Prior to his illness, Peter had been a sporty child, but the illness had changed him physically and so back at school he had to find something else to occupy his time. With a lot of learning to catch up on as well, he began to take up a number of extracurricular activities. Peter credits a butcher from Coalville with getting him interested in journalism. At the time the butcher used to run the Magic Circle News and, knowing Peter’s interest in magic, asked him to review magic shows on TV. A few months later he was sacked for being too critical of the acts. Eventually he started writing pieces for the school magazine, which led to a holiday job at the Loughborough Monitor.

After winning a place at Oxford University, Peter continued on his journalism path by combining his studies with working on the student newspaper. He soon ended up editing the newspaper before getting a job on a training scheme at the Liverpool Daily Post, later joining the Manchester Guardian (as it was then known) in 1963.

Successful spells as a reporter and foreign correspondent, among others, led to his taking over the editorship in 1975 at the age of 37. He held the post until 1995, overseeing a number of major stories and radical changes, including the introduction of the G2 supplements. He also oversaw the merger with the Observer and continued to write for the Observer until just before his death.

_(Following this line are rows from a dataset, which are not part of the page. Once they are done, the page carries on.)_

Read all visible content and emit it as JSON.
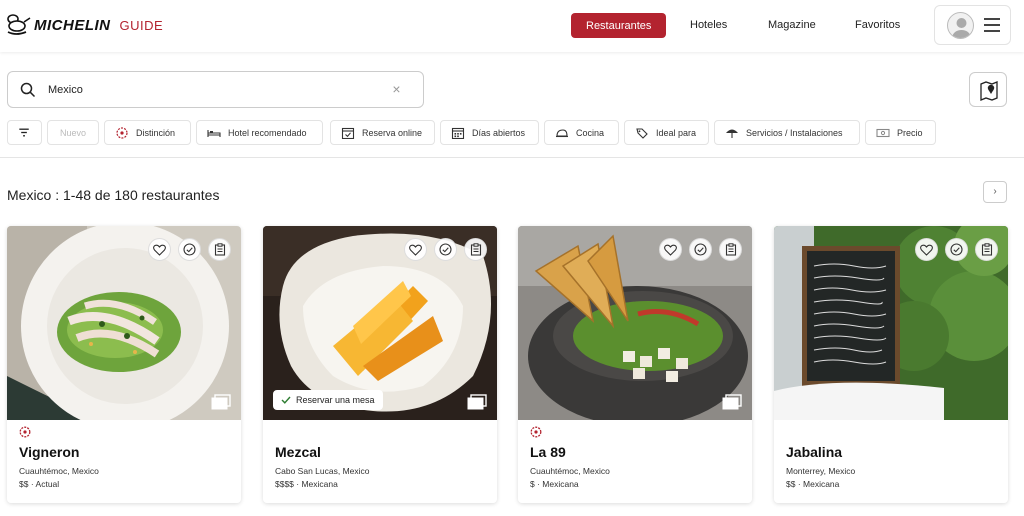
{
  "brand": {
    "name": "MICHELIN",
    "suffix": "GUIDE"
  },
  "nav": {
    "restaurants": "Restaurantes",
    "hotels": "Hoteles",
    "magazine": "Magazine",
    "favorites": "Favoritos"
  },
  "search": {
    "value": "Mexico",
    "clear": "×"
  },
  "filters": {
    "sort": "",
    "nuevo": "Nuevo",
    "distincion": "Distinción",
    "hotel": "Hotel recomendado",
    "reserva": "Reserva online",
    "dias": "Días abiertos",
    "cocina": "Cocina",
    "ideal": "Ideal para",
    "servicios": "Servicios / Instalaciones",
    "precio": "Precio"
  },
  "results": {
    "title": "Mexico : 1-48 de 180 restaurantes",
    "next": "›"
  },
  "accent_color": "#b3232f",
  "cards": [
    {
      "name": "Vigneron",
      "location": "Cuauhtémoc, Mexico",
      "price_cuisine": "$$ · Actual",
      "distinction": true,
      "reserve": ""
    },
    {
      "name": "Mezcal",
      "location": "Cabo San Lucas, Mexico",
      "price_cuisine": "$$$$ · Mexicana",
      "distinction": false,
      "reserve": "Reservar una mesa"
    },
    {
      "name": "La 89",
      "location": "Cuauhtémoc, Mexico",
      "price_cuisine": "$ · Mexicana",
      "distinction": true,
      "reserve": ""
    },
    {
      "name": "Jabalina",
      "location": "Monterrey, Mexico",
      "price_cuisine": "$$ · Mexicana",
      "distinction": false,
      "reserve": ""
    }
  ]
}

Peter died on January 6, 10 years after first being diagnosed with melanoma. He is survived by his wife Jean, twin daughters Alex and Kate, sons Ben and Rupert, three granddaughters and five grandsons.
Jerry Sykes